Immigration and Customs Enforcement (ICE) Acting Director Matt Albence on Thursday warned that a recent court decision that restricts ICE’s ability to issue detainers for illegal immigrants held in custody will endanger the public — slamming what he called the latest example of “judicial overreach.”
Albence spoke to reporters from the White House briefing room, where he reacted to a September ruling by U.S. District Court Judge Andre Birrote Jr. — who issued a permanent injunction barring the agency from relying only on electronic databases when issuing detainers. The ruling applies to states that do not explicitly authorize civil immigration arrests using detainers.
The ruling comes amid concerns from advocates that such searches are unreliable. The judge cited ICE data that nearly 800 out of 13,000 detainers between May 2015 and February 2016 were withdrawn because the individual was a citizen or “otherwise not subject to removal.”
Last year, ICE deported more than 145,000 criminal illegal immigrants and about 70 percent of arrests ICE conducts occur via a detainer from a local or state jail or prison. Albence warned the ruling would severely hamper ICE’s ability to pick up and deport dangerous illegal immigrants with prior convictions.
“This conclusion is out of step with the realities of modern law enforcement, endangers the public and construes probable cause in an unfairly restrictive way,” he said. “Moreover this decision, issued by a single judge in Los Angeles will impact at least 43 states, threatening communities far beyond the one in which this judge sits.”
Immigration and Customs Enforcement Director Matt Albence, right, accompanied by sheriffs from around the country including Tarrant County, Texas Sheriff Bill Waybourn, left, speaks in the Briefing Room at the White House in Washington, Thursday, Oct. 10, 2019. (AP Photo/Andrew Harnik)
The Trump administration has taken a number of legal hits when it comes to its immigration policy, although it has secured some high-profile victories at the Supreme Court in recent months. But Albence warned of continued overreach by federal courts on the area of immigration enforcement.
“While I wish I could say this is an isolated occurrence, it is the latest example of judicial overreach targeting immigration enforcement and the application of laws already passed by Congress, often decades ago,” he said.
“Time and again [Department of Homeland Security] is prevented from exercising authority granted by Congress because of decisions of unelected judges who substitute their judgment for that of our legislature or government officials tasked with enforcing our laws,” he said.
Albence has been sounding the alarm about the dangers of so-called sanctuary cities, whereby local authorities refuse to cooperate with ICE detainers. At a press conference last month, he stood alongside sheriffs as he gave examples of criminals who had been released by sanctuary jurisdictions before reoffending.
On Thursday, Sheriff Bill Waybourn from Tarrant County, Texas, stood alongside Albence and told reporters that seven percent of inmates in his county’s jails are illegal immigrants — held for offenses such as murder, sexual assault of children, robbery, kidnapping, and driving while intoxicated (DWI.)

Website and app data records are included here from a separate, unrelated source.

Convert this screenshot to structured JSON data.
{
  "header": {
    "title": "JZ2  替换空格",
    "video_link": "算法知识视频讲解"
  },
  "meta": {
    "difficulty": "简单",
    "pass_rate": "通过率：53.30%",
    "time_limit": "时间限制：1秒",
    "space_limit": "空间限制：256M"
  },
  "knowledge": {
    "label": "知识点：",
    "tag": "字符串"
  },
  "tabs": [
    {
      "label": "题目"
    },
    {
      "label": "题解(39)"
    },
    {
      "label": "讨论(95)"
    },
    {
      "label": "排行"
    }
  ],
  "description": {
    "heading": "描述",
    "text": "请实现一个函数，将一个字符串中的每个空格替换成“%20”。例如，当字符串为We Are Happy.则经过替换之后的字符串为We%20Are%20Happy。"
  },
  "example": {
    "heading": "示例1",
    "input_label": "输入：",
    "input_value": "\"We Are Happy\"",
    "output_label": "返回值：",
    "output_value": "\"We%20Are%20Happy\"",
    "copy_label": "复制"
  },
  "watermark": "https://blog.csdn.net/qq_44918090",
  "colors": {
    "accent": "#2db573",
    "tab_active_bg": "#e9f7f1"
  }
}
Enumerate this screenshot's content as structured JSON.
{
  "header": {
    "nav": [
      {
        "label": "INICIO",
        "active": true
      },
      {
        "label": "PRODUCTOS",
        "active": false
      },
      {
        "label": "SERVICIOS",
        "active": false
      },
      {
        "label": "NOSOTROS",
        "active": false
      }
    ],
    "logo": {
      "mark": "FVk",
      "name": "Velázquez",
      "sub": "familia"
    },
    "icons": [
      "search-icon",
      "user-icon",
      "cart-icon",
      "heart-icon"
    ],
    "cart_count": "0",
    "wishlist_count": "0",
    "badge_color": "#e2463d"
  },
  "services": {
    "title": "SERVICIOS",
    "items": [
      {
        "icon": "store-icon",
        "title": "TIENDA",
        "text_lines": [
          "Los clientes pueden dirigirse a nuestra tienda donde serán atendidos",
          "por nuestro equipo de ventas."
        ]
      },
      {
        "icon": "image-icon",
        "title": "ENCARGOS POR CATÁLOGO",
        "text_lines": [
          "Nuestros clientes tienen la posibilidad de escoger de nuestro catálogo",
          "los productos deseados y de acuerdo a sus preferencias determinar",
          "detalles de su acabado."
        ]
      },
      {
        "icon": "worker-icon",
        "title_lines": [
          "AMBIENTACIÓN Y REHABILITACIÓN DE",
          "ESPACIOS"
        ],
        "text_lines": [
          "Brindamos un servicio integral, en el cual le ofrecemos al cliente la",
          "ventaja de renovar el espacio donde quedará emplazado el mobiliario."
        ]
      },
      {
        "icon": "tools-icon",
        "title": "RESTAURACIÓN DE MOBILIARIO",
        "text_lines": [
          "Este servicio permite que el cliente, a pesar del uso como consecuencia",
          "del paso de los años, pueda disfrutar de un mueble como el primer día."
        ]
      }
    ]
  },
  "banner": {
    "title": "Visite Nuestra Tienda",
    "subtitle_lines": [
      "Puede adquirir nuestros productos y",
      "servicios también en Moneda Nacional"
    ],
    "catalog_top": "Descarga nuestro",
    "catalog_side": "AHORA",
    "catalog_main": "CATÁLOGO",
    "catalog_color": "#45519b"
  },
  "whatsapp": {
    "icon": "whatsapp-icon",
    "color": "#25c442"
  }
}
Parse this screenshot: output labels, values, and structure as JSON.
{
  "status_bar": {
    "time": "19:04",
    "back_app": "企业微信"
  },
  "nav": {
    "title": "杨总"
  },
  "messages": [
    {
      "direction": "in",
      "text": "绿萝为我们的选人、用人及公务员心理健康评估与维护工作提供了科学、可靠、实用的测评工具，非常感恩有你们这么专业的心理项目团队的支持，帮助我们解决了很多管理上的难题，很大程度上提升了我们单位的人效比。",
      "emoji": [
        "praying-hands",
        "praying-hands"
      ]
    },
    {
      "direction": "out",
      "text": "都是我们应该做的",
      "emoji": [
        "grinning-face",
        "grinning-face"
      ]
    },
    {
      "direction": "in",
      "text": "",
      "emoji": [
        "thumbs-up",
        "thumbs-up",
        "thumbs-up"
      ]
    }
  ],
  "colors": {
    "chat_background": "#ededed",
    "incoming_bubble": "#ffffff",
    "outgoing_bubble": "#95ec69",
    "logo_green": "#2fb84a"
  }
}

He warned that releasing such people will put communities in jeopardy, noting that 72 percent in custody are repeat offenders.
“So if we have to turn them loose or they get released, they’re coming back to your neighborhood and my neighborhood,” he said. “These drunks will run over your children and they will run over my children.”
The Associated Press contributed to this report.